*Work to complete*
Give the records back in full, exactly as they read.

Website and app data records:
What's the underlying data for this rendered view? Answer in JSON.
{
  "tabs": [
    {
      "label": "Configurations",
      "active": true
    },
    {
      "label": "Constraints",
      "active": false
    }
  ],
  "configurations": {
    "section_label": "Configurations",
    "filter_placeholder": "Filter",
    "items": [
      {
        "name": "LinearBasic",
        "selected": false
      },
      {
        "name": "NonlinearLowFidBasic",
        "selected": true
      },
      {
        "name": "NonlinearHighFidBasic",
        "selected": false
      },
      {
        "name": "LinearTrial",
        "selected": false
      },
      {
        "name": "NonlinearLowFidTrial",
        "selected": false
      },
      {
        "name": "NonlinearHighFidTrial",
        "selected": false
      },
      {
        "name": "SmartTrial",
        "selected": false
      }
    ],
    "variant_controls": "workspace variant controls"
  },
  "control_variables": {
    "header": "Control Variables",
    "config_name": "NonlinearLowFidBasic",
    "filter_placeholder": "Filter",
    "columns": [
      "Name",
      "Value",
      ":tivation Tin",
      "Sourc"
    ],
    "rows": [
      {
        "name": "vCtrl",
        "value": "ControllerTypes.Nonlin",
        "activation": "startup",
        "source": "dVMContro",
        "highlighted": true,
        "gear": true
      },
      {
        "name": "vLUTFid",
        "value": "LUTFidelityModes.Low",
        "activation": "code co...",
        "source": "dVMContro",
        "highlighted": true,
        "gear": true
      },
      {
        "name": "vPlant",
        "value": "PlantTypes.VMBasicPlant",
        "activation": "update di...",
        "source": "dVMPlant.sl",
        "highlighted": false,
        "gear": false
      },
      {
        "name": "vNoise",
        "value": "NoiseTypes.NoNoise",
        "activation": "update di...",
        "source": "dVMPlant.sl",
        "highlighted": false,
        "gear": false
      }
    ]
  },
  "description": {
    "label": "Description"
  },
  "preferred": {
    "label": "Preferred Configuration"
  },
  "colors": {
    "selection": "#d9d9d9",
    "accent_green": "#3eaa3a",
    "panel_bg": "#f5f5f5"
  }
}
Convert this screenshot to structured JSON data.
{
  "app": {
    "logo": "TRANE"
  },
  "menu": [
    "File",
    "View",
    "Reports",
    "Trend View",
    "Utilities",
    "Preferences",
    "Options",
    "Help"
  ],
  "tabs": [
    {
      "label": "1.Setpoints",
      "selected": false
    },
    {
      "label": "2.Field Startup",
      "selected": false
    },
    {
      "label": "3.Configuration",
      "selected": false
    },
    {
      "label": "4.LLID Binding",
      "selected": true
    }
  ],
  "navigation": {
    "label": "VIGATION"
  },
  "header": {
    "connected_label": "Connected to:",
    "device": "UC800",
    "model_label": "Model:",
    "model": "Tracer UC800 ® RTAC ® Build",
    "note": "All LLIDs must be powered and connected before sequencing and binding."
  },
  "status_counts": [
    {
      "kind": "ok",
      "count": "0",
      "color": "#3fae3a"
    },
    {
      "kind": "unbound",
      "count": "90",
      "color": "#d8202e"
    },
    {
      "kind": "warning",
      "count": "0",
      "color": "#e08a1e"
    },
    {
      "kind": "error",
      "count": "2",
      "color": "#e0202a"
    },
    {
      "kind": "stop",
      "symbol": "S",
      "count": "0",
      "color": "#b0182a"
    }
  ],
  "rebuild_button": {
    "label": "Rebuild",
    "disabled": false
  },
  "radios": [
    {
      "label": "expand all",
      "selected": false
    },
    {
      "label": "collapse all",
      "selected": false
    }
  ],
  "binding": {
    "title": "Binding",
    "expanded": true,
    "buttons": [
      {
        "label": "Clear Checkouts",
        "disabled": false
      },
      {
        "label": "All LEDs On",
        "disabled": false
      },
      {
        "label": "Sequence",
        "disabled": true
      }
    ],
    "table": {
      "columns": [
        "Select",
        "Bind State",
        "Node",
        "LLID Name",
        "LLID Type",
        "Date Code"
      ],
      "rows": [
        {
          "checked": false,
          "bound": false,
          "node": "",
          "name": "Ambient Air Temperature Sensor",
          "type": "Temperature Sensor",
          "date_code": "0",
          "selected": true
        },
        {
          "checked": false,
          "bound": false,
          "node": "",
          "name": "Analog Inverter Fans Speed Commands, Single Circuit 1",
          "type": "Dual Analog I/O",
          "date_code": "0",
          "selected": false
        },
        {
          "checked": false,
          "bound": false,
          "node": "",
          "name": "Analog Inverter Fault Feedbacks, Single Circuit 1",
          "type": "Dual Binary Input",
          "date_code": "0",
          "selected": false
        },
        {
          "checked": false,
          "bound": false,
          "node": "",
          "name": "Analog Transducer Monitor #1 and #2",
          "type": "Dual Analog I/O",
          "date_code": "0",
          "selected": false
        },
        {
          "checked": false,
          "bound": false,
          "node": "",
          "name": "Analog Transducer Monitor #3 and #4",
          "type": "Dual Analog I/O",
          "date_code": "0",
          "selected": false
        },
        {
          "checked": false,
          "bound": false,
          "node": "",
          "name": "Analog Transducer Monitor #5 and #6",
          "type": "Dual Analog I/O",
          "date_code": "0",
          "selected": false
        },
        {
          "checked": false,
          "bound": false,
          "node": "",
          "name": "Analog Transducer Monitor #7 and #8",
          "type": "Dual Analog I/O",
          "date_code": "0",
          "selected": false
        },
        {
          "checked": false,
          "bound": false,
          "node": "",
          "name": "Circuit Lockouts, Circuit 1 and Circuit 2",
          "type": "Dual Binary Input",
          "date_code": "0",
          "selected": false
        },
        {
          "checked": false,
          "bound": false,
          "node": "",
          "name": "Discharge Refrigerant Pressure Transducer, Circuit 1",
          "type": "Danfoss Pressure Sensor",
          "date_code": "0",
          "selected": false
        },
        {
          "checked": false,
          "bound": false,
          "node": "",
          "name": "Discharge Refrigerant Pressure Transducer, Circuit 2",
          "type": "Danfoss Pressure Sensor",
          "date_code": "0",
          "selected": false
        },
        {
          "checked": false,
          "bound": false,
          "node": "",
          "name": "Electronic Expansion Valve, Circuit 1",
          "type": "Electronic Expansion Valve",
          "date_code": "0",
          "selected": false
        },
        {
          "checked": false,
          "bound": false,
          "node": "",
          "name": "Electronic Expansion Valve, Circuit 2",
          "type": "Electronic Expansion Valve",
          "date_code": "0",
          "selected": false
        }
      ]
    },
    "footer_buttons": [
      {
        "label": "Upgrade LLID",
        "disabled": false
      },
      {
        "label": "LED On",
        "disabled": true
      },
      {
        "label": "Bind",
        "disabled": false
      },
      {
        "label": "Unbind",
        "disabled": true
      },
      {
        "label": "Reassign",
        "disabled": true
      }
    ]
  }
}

*Output*
What's the underlying data for this rendered view? Answer in JSON.
{
  "tabs": [
    {
      "label": "Configurations",
      "active": true
    },
    {
      "label": "Constraints",
      "active": false
    }
  ],
  "configurations": {
    "section_label": "Configurations",
    "filter_placeholder": "Filter",
    "items": [
      {
        "name": "LinearBasic",
        "selected": false
      },
      {
        "name": "NonlinearLowFidBasic",
        "selected": true
      },
      {
        "name": "NonlinearHighFidBasic",
        "selected": false
      },
      {
        "name": "LinearTrial",
        "selected": false
      },
      {
        "name": "NonlinearLowFidTrial",
        "selected": false
      },
      {
        "name": "NonlinearHighFidTrial",
        "selected": false
      },
      {
        "name": "SmartTrial",
        "selected": false
      }
    ],
    "variant_controls": "workspace variant controls"
  },
  "control_variables": {
    "header": "Control Variables",
    "config_name": "NonlinearLowFidBasic",
    "filter_placeholder": "Filter",
    "columns": [
      "Name",
      "Value",
      ":tivation Tin",
      "Sourc"
    ],
    "rows": [
      {
        "name": "vCtrl",
        "value": "ControllerTypes.Nonlin",
        "activation": "startup",
        "source": "dVMContro",
        "highlighted": true,
        "gear": true
      },
      {
        "name": "vLUTFid",
        "value": "LUTFidelityModes.Low",
        "activation": "code co...",
        "source": "dVMContro",
        "highlighted": true,
        "gear": true
      },
      {
        "name": "vPlant",
        "value": "PlantTypes.VMBasicPlant",
        "activation": "update di...",
        "source": "dVMPlant.sl",
        "highlighted": false,
        "gear": false
      },
      {
        "name": "vNoise",
        "value": "NoiseTypes.NoNoise",
        "activation": "update di...",
        "source": "dVMPlant.sl",
        "highlighted": false,
        "gear": false
      }
    ]
  },
  "description": {
    "label": "Description"
  },
  "preferred": {
    "label": "Preferred Configuration"
  },
  "colors": {
    "selection": "#d9d9d9",
    "accent_green": "#3eaa3a",
    "panel_bg": "#f5f5f5"
  }
}
Convert this screenshot to structured JSON data.
{
  "app": {
    "logo": "TRANE"
  },
  "menu": [
    "File",
    "View",
    "Reports",
    "Trend View",
    "Utilities",
    "Preferences",
    "Options",
    "Help"
  ],
  "tabs": [
    {
      "label": "1.Setpoints",
      "selected": false
    },
    {
      "label": "2.Field Startup",
      "selected": false
    },
    {
      "label": "3.Configuration",
      "selected": false
    },
    {
      "label": "4.LLID Binding",
      "selected": true
    }
  ],
  "navigation": {
    "label": "VIGATION"
  },
  "header": {
    "connected_label": "Connected to:",
    "device": "UC800",
    "model_label": "Model:",
    "model": "Tracer UC800 ® RTAC ® Build",
    "note": "All LLIDs must be powered and connected before sequencing and binding."
  },
  "status_counts": [
    {
      "kind": "ok",
      "count": "0",
      "color": "#3fae3a"
    },
    {
      "kind": "unbound",
      "count": "90",
      "color": "#d8202e"
    },
    {
      "kind": "warning",
      "count": "0",
      "color": "#e08a1e"
    },
    {
      "kind": "error",
      "count": "2",
      "color": "#e0202a"
    },
    {
      "kind": "stop",
      "symbol": "S",
      "count": "0",
      "color": "#b0182a"
    }
  ],
  "rebuild_button": {
    "label": "Rebuild",
    "disabled": false
  },
  "radios": [
    {
      "label": "expand all",
      "selected": false
    },
    {
      "label": "collapse all",
      "selected": false
    }
  ],
  "binding": {
    "title": "Binding",
    "expanded": true,
    "buttons": [
      {
        "label": "Clear Checkouts",
        "disabled": false
      },
      {
        "label": "All LEDs On",
        "disabled": false
      },
      {
        "label": "Sequence",
        "disabled": true
      }
    ],
    "table": {
      "columns": [
        "Select",
        "Bind State",
        "Node",
        "LLID Name",
        "LLID Type",
        "Date Code"
      ],
      "rows": [
        {
          "checked": false,
          "bound": false,
          "node": "",
          "name": "Ambient Air Temperature Sensor",
          "type": "Temperature Sensor",
          "date_code": "0",
          "selected": true
        },
        {
          "checked": false,
          "bound": false,
          "node": "",
          "name": "Analog Inverter Fans Speed Commands, Single Circuit 1",
          "type": "Dual Analog I/O",
          "date_code": "0",
          "selected": false
        },
        {
          "checked": false,
          "bound": false,
          "node": "",
          "name": "Analog Inverter Fault Feedbacks, Single Circuit 1",
          "type": "Dual Binary Input",
          "date_code": "0",
          "selected": false
        },
        {
          "checked": false,
          "bound": false,
          "node": "",
          "name": "Analog Transducer Monitor #1 and #2",
          "type": "Dual Analog I/O",
          "date_code": "0",
          "selected": false
        },
        {
          "checked": false,
          "bound": false,
          "node": "",
          "name": "Analog Transducer Monitor #3 and #4",
          "type": "Dual Analog I/O",
          "date_code": "0",
          "selected": false
        },
        {
          "checked": false,
          "bound": false,
          "node": "",
          "name": "Analog Transducer Monitor #5 and #6",
          "type": "Dual Analog I/O",
          "date_code": "0",
          "selected": false
        },
        {
          "checked": false,
          "bound": false,
          "node": "",
          "name": "Analog Transducer Monitor #7 and #8",
          "type": "Dual Analog I/O",
          "date_code": "0",
          "selected": false
        },
        {
          "checked": false,
          "bound": false,
          "node": "",
          "name": "Circuit Lockouts, Circuit 1 and Circuit 2",
          "type": "Dual Binary Input",
          "date_code": "0",
          "selected": false
        },
        {
          "checked": false,
          "bound": false,
          "node": "",
          "name": "Discharge Refrigerant Pressure Transducer, Circuit 1",
          "type": "Danfoss Pressure Sensor",
          "date_code": "0",
          "selected": false
        },
        {
          "checked": false,
          "bound": false,
          "node": "",
          "name": "Discharge Refrigerant Pressure Transducer, Circuit 2",
          "type": "Danfoss Pressure Sensor",
          "date_code": "0",
          "selected": false
        },
        {
          "checked": false,
          "bound": false,
          "node": "",
          "name": "Electronic Expansion Valve, Circuit 1",
          "type": "Electronic Expansion Valve",
          "date_code": "0",
          "selected": false
        },
        {
          "checked": false,
          "bound": false,
          "node": "",
          "name": "Electronic Expansion Valve, Circuit 2",
          "type": "Electronic Expansion Valve",
          "date_code": "0",
          "selected": false
        }
      ]
    },
    "footer_buttons": [
      {
        "label": "Upgrade LLID",
        "disabled": false
      },
      {
        "label": "LED On",
        "disabled": true
      },
      {
        "label": "Bind",
        "disabled": false
      },
      {
        "label": "Unbind",
        "disabled": true
      },
      {
        "label": "Reassign",
        "disabled": true
      }
    ]
  }
}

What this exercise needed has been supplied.